The Flawed Foundation: Rethinking CFU and Plate Count in Microbial Biofilm Research

The Flawed Foundation: Rethinking CFU and Plate Count in Microbial Biofilm Research

Microbial biofilm research has long relied on colony-forming units (CFU) and plate count methods as primary tools for quantifying viable cells, as in all other fields of microbiology. However, as we delve deeper into the complexities of biofilms, it becomes increasingly evident that this conventional approach is fraught with limitations, resulting in a gross underestimation of viable cells and potentially leading to flawed conclusions. The challenges lie not only in the physical extraction of cells from the biofilm matrix but also in the biological complexities that render many cells unculturable in standard laboratory conditions.

One major hurdle in accurately assessing microbial biofilms lies in the difficulty of disentangling bacterial cells from their intricate matrix. Despite the use of aggressive mechanical treatments such as vortexing, bead beating, and ultra-sonication, the reality remains that biofilm aggregates, even comprising thousands of cells, will persist, and will only present on an agar plate as a single colony. The homogenization of a biofilm into a truly single-cell mix is a task so arduous that it often borders on the impossible.

The core issue stems from the adhesive nature of biofilm communities, where bacteria are intricately woven into a matrix of extracellular polymeric substances. These substances act as a protective shield, making it nearly impossible to break apart bacterial cells from the matrix entirely. Consequently, the reliance on CFU and plate count methods inherently skew the data, as the true number of viable cells is obscured by the limitations of physical extraction techniques.
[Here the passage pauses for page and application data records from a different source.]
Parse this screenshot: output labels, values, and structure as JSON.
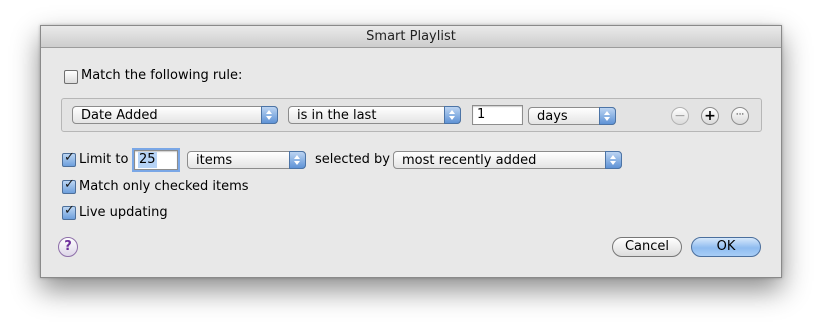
{
  "window": {
    "title": "Smart Playlist"
  },
  "match_rule": {
    "label": "Match the following rule:",
    "checked": false
  },
  "rule": {
    "field": "Date Added",
    "operator": "is in the last",
    "value": "1",
    "unit": "days",
    "remove_symbol": "−",
    "add_symbol": "+",
    "more_symbol": "···"
  },
  "limit": {
    "checked": true,
    "label": "Limit to",
    "value": "25",
    "unit": "items",
    "selected_by_label": "selected by",
    "selected_by": "most recently added"
  },
  "match_checked": {
    "label": "Match only checked items",
    "checked": true
  },
  "live_updating": {
    "label": "Live updating",
    "checked": true
  },
  "help": {
    "symbol": "?"
  },
  "buttons": {
    "cancel": "Cancel",
    "ok": "OK"
  },
  "colors": {
    "accent": "#6d9fdc",
    "help": "#6d2e9c"
  }
}
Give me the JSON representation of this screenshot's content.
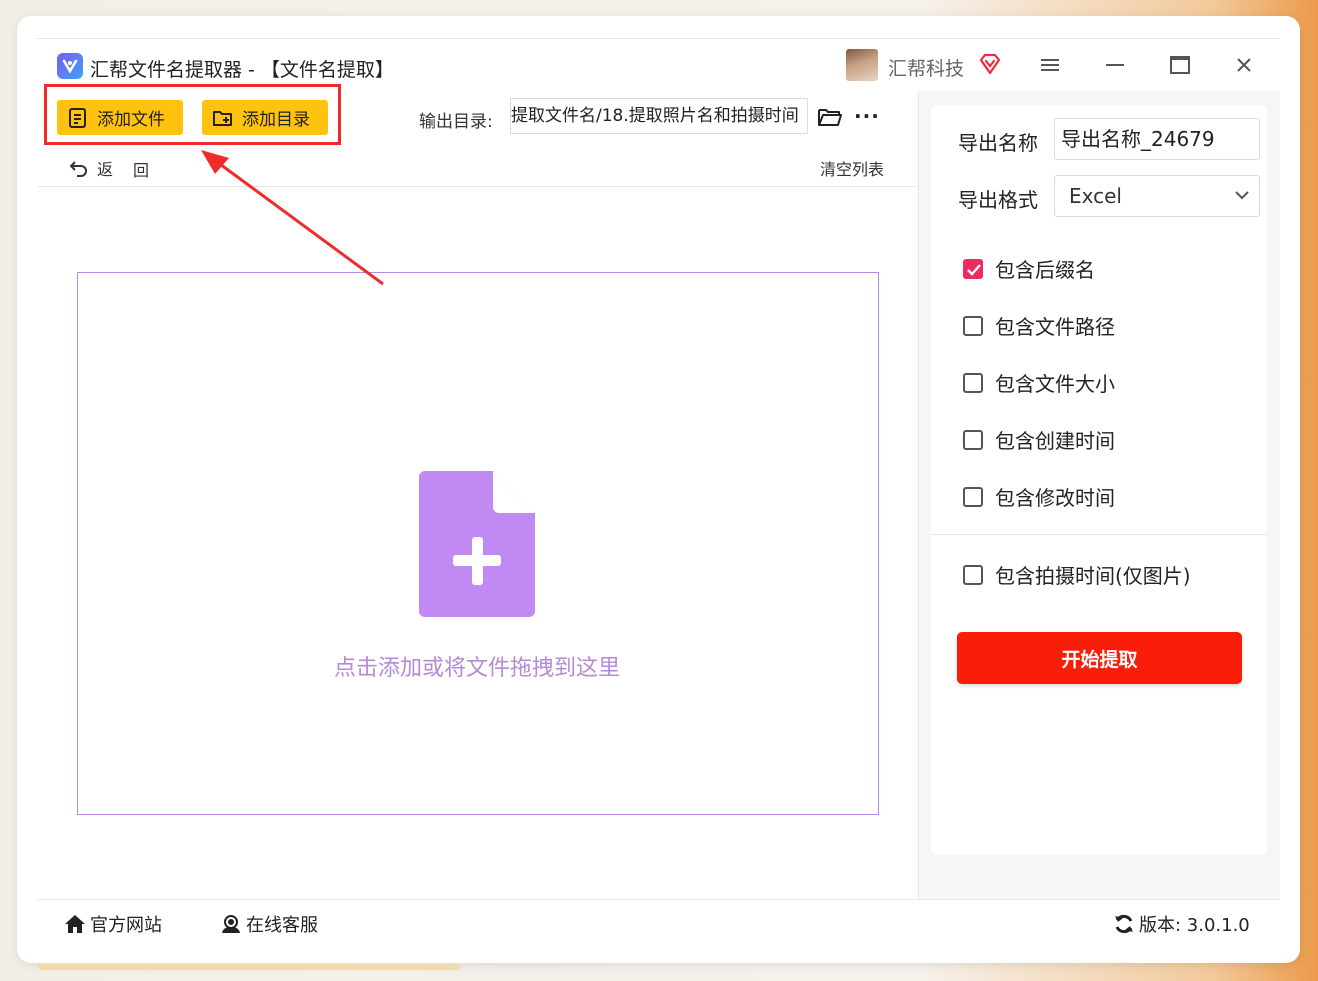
{
  "titlebar": {
    "app_title": "汇帮文件名提取器 - 【文件名提取】",
    "company": "汇帮科技"
  },
  "toolbar": {
    "add_file": "添加文件",
    "add_folder": "添加目录",
    "output_label": "输出目录:",
    "output_path": "提取文件名/18.提取照片名和拍摄时间",
    "more": "···",
    "undo": "返",
    "redo": "回",
    "clear_list": "清空列表"
  },
  "dropzone": {
    "hint": "点击添加或将文件拖拽到这里"
  },
  "settings": {
    "export_name_label": "导出名称",
    "export_name_value": "导出名称_24679",
    "export_format_label": "导出格式",
    "export_format_value": "Excel",
    "options": [
      {
        "label": "包含后缀名",
        "checked": true
      },
      {
        "label": "包含文件路径",
        "checked": false
      },
      {
        "label": "包含文件大小",
        "checked": false
      },
      {
        "label": "包含创建时间",
        "checked": false
      },
      {
        "label": "包含修改时间",
        "checked": false
      }
    ],
    "photo_option": {
      "label": "包含拍摄时间(仅图片)",
      "checked": false
    },
    "start_button": "开始提取"
  },
  "footer": {
    "website": "官方网站",
    "support": "在线客服",
    "version": "版本: 3.0.1.0"
  },
  "colors": {
    "accent_yellow": "#ffc20e",
    "start_red": "#fa1e0a",
    "check_pink": "#f0295f",
    "drop_purple": "#c08af2",
    "annotation_red": "#f02b2b"
  }
}
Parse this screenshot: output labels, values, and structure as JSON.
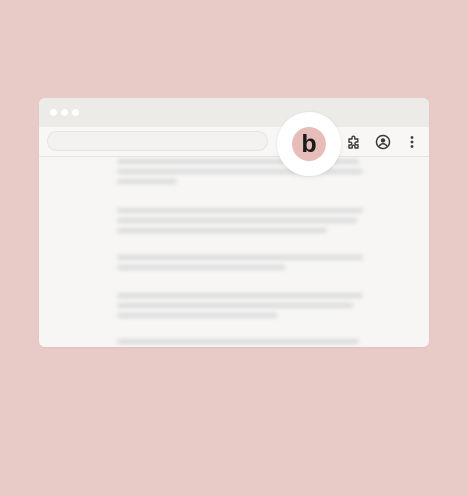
{
  "window": {
    "traffic_lights": [
      "close",
      "minimize",
      "maximize"
    ]
  },
  "toolbar": {
    "address_bar": {
      "value": "",
      "placeholder": ""
    },
    "icons": [
      "puzzle-icon",
      "profile-icon",
      "kebab-menu-icon"
    ]
  },
  "extension": {
    "icon": "b-logo-icon",
    "logo_letter": "b",
    "badge_color": "#e6bdb8",
    "logo_color": "#1b1b1b"
  },
  "content": {
    "blurred_paragraphs": 5
  },
  "colors": {
    "background": "#e8cac6",
    "window": "#f7f6f5",
    "titlebar": "#ecebe7"
  }
}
Beyond the physical challenges, a deeper biological dilemma arises. Cells nestled deep within a biofilm may inhabit anoxic environments, and upon extraction into air on a nutrient-rich agar plate, they might transition from a highly anaerobic or microaerophilic state to an aerobic one. This stark change in environmental conditions may lead to cell death or at least a viable-but-non-culturable state, using standard laboratory practices, leading to a significant underrepresentation of the microbial diversity within the biofilm.

The repercussions of relying solely on CFU and plate count methodologies are profound. Underestimating the viable cell population in biofilm research not only skews data but also jeopardizes the validity of scientific conclusions. Researchers may inadvertently draw inaccurate inferences about the effectiveness of antimicrobial agents, biofilm dispersal strategies, or the overall dynamics of microbial communities.

Furthermore, the overreliance on traditional methods results in a colossal waste of valuable resources and time. Experiments conducted with flawed quantification methodologies can misdirect scientific efforts, hindering progress in understanding and combatting biofilm-related issues in medical, industrial, and environmental contexts.

In conclusion, the limitations of CFU and plate count methodologies in microbial biofilm research are undeniable. To advance our understanding of these complex communities, a paradigm shift towards innovative approaches that account for the physical and biological intricacies of biofilms is imperative. Only by acknowledging and addressing these limitations can we hope to unravel the true intricacies of microbial biofilm behavior and develop more effective strategies for their management.